It also has some fodder for those at a higher level wishing to explore and develop further. While reading chapter 8 by J. Robert Subrick I was quickly reminded of why it is that the Austrian focus on non-neutral money is so important. It is, after all, one of the basic points that defines the Austrian theory of the business cycle.
When money is created through a supply-side policy, particularly fiat money with no heed to the profit-loss calculus that defines the supply of any good, its entry disrupts the balance that exists in the economy. This is in part because money serves as the common denominator that defines prices and allows us to compare our choices. It is also because money is that medium of exchange that we transact in and use to settle our debts.
When money enters an economic system, it does so via a particular person or business, and later through transactions spreads to other agents. As it spreads it is spent on goods, placing upward pressure on their prices. Inflation results. This inflation benefits some at the expense of others.
Since money must spread prior to price inflation occurring, the first user of the new money units will be able to purchase goods at the old pre-inflation prices. As this new money is spent, prices continually increase. In this way the first user of the money has greater purchasing power, as his money supply has increased but prices have lagged. The last user of a new money unit has less purchasing power. His supply of money has not increased until the very end yet prices already adjust upward before he receives this increase to his money holdings.
Many mainstream economists make the claim that money is non-neutral in the sense that changing its supply stimulates output. As the first users of money have more purchasing power, they spend the extra cash and this stimulates business and production – at least until prices catch up, but this won’t happen until the future.
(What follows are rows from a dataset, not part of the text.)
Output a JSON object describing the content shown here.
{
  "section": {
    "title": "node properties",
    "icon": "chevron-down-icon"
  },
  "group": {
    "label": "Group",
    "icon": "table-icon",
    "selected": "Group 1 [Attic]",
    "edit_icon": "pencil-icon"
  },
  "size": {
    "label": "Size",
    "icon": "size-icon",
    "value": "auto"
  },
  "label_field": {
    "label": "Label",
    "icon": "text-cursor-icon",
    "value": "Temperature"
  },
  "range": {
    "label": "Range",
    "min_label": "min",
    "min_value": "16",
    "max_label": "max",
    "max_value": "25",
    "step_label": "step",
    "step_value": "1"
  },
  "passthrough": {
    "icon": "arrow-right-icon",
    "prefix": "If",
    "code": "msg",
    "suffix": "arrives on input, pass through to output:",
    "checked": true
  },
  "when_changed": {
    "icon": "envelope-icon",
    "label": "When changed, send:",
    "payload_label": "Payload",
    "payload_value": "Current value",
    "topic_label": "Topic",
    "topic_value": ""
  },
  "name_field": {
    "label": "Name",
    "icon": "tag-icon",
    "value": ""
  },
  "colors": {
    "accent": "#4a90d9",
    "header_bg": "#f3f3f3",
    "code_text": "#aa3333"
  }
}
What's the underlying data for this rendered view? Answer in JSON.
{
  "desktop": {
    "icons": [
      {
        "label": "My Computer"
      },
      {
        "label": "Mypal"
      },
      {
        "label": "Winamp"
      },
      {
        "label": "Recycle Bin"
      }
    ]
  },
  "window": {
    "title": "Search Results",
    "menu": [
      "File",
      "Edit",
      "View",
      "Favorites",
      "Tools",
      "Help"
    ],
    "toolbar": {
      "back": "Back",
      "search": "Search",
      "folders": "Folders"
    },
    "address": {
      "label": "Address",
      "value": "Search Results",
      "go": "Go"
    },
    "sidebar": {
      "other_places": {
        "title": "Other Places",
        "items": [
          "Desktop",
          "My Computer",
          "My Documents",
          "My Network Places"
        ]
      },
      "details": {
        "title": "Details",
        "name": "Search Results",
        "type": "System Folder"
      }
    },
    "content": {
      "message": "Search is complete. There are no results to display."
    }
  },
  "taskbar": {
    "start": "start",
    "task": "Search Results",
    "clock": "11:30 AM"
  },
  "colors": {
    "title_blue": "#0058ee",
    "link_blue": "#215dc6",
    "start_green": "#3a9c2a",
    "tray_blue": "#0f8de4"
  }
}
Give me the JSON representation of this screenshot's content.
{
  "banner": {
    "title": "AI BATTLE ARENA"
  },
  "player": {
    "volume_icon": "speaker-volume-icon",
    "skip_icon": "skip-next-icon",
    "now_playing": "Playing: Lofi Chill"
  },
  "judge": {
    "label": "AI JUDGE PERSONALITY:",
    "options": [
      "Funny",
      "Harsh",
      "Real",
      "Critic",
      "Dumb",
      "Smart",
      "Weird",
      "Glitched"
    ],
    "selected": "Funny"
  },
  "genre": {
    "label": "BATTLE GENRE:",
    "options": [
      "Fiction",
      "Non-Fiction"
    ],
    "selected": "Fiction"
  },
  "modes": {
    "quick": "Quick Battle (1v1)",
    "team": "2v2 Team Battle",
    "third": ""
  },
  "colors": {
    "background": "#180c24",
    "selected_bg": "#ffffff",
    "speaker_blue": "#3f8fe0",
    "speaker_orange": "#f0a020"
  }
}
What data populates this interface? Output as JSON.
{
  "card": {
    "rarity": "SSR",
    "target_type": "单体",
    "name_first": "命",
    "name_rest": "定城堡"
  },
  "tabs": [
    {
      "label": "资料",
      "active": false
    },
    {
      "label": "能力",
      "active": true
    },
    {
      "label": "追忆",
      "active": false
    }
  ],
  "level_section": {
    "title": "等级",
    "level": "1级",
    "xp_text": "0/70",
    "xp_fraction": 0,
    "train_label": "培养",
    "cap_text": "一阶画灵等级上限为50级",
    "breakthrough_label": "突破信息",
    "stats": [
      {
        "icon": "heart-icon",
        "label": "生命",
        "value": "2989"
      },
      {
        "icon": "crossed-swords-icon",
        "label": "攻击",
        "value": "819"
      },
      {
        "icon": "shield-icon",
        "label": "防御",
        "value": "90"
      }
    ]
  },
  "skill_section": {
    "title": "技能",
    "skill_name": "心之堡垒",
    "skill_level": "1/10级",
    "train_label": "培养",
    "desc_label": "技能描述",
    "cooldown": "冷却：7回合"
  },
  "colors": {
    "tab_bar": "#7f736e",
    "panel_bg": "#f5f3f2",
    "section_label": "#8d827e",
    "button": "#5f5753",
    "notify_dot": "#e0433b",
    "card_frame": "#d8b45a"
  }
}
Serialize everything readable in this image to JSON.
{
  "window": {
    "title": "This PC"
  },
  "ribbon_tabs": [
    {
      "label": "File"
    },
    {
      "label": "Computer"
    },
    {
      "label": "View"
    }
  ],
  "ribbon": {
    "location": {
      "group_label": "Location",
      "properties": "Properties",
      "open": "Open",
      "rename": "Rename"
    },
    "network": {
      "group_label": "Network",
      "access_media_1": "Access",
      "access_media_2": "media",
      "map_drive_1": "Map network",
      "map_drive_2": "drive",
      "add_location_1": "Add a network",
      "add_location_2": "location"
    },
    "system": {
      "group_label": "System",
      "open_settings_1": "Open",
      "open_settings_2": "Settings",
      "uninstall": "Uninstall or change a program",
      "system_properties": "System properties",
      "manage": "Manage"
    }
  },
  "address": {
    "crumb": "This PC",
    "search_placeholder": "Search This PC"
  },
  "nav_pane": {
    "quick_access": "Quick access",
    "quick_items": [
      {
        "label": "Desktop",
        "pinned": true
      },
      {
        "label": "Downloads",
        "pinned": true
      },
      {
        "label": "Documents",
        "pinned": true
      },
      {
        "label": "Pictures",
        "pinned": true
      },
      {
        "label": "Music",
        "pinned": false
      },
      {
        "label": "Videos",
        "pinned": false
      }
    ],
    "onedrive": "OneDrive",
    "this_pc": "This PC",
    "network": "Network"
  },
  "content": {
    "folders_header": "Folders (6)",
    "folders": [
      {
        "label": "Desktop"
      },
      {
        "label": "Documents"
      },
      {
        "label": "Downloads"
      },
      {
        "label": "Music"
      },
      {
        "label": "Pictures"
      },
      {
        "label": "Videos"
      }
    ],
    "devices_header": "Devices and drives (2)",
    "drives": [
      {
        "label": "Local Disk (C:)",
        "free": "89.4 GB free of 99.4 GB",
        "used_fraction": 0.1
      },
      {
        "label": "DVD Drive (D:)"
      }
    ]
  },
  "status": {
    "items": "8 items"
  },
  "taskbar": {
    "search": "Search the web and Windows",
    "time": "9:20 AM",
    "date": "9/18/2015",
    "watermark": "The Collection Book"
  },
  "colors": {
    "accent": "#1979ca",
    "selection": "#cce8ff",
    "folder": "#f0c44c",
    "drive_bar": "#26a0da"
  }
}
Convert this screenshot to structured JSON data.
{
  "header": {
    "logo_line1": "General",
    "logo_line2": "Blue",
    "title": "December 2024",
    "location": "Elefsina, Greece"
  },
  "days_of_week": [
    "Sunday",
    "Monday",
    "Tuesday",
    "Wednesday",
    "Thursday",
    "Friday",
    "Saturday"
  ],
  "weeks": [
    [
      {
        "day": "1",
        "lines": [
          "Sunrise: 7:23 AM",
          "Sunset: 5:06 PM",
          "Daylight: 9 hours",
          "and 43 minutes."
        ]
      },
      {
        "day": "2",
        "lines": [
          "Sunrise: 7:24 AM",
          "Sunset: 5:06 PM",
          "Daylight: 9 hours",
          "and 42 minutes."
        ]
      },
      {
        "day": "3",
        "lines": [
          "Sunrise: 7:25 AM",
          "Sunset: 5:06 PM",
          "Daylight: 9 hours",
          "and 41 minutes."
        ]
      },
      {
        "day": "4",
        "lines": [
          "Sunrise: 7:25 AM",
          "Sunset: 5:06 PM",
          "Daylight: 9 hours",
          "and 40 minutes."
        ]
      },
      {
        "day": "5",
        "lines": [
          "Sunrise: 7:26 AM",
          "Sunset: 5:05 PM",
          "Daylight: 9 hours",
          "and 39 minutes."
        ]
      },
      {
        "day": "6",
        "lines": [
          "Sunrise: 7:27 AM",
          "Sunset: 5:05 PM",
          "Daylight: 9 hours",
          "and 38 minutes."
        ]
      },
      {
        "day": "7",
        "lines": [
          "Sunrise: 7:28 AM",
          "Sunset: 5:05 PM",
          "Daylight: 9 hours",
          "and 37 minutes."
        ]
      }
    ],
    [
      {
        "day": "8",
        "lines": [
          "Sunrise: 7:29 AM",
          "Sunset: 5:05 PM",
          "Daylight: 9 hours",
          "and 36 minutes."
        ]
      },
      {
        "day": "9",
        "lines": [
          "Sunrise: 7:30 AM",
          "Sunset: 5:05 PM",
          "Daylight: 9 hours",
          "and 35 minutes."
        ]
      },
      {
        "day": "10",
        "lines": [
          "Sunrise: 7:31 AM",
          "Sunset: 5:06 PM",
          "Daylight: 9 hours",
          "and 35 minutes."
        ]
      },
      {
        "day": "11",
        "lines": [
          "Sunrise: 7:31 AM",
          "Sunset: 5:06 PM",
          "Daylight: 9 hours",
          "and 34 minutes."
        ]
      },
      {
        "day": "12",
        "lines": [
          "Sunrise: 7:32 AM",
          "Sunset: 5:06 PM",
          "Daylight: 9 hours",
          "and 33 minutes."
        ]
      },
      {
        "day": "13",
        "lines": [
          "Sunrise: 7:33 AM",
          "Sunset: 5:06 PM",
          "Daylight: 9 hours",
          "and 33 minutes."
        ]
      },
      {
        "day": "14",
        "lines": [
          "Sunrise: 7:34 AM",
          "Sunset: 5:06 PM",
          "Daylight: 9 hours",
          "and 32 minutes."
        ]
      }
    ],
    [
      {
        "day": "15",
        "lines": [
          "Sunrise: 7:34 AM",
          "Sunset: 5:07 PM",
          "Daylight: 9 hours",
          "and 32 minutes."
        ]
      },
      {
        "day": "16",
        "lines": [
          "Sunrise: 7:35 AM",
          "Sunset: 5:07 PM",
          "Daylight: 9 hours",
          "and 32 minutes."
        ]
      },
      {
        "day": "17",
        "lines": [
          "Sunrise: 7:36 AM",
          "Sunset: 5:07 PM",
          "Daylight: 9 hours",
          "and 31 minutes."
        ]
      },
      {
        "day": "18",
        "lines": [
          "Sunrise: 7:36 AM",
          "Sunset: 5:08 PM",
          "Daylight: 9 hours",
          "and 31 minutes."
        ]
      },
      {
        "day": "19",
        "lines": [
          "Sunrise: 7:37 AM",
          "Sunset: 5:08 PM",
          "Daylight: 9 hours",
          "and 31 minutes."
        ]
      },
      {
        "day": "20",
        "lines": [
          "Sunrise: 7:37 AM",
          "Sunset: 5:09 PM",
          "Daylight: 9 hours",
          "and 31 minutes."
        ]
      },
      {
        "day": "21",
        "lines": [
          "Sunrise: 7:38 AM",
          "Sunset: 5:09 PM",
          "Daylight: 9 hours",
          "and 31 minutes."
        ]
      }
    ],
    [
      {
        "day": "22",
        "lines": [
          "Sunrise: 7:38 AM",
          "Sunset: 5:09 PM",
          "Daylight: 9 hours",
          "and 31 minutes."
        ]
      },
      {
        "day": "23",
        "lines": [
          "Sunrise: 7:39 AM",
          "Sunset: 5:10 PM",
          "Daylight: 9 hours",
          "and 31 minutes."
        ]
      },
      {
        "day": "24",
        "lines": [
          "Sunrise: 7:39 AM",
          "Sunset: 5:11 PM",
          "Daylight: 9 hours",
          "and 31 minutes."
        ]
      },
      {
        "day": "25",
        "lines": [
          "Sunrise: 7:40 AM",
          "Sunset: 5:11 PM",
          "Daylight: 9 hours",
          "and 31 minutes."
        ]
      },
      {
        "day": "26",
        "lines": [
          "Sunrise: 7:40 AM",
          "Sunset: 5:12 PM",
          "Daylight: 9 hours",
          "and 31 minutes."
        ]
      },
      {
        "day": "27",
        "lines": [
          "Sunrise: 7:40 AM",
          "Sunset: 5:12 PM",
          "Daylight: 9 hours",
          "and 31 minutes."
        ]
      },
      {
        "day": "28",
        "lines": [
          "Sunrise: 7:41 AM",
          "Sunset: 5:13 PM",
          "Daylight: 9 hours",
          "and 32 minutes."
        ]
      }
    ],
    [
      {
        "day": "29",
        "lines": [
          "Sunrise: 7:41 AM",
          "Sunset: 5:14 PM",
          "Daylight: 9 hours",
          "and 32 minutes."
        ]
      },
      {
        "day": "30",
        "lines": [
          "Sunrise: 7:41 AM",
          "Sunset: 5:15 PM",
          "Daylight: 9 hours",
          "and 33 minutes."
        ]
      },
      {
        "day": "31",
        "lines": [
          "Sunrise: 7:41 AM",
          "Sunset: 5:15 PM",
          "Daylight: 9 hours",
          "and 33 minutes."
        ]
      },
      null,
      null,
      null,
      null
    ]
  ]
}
We thus see a very basic rationale for increasing the money supply during a crisis such as today’s.
Austrian economists also refer to money’s non-neutral property, but they make a much stronger claim. The claim is that money does not alter the amount of goods being produced, but rather the structure that produces those goods. As fresh money enters the economic system it alters the array of relative prices, making some more attractive for investment than others. As a result, entrepreneurs alter their investment plans, and an economy aligned not with the real demands and savings of its individuals arises, but rather one consistent with injections of new money.
The culmination of this process occurs when entrepreneurs see that the system is not held together by anything real, but rather by monetary manipulations.
Boettke’s edited collection explains this process in depth, as well as other key points defining the Austrian approach to economic science. It even includes a brilliant chapter by the Cobden Centre’s own Anthony Evans about why methodological individualism is important, and what it really means.
You can read my full review here (PDF).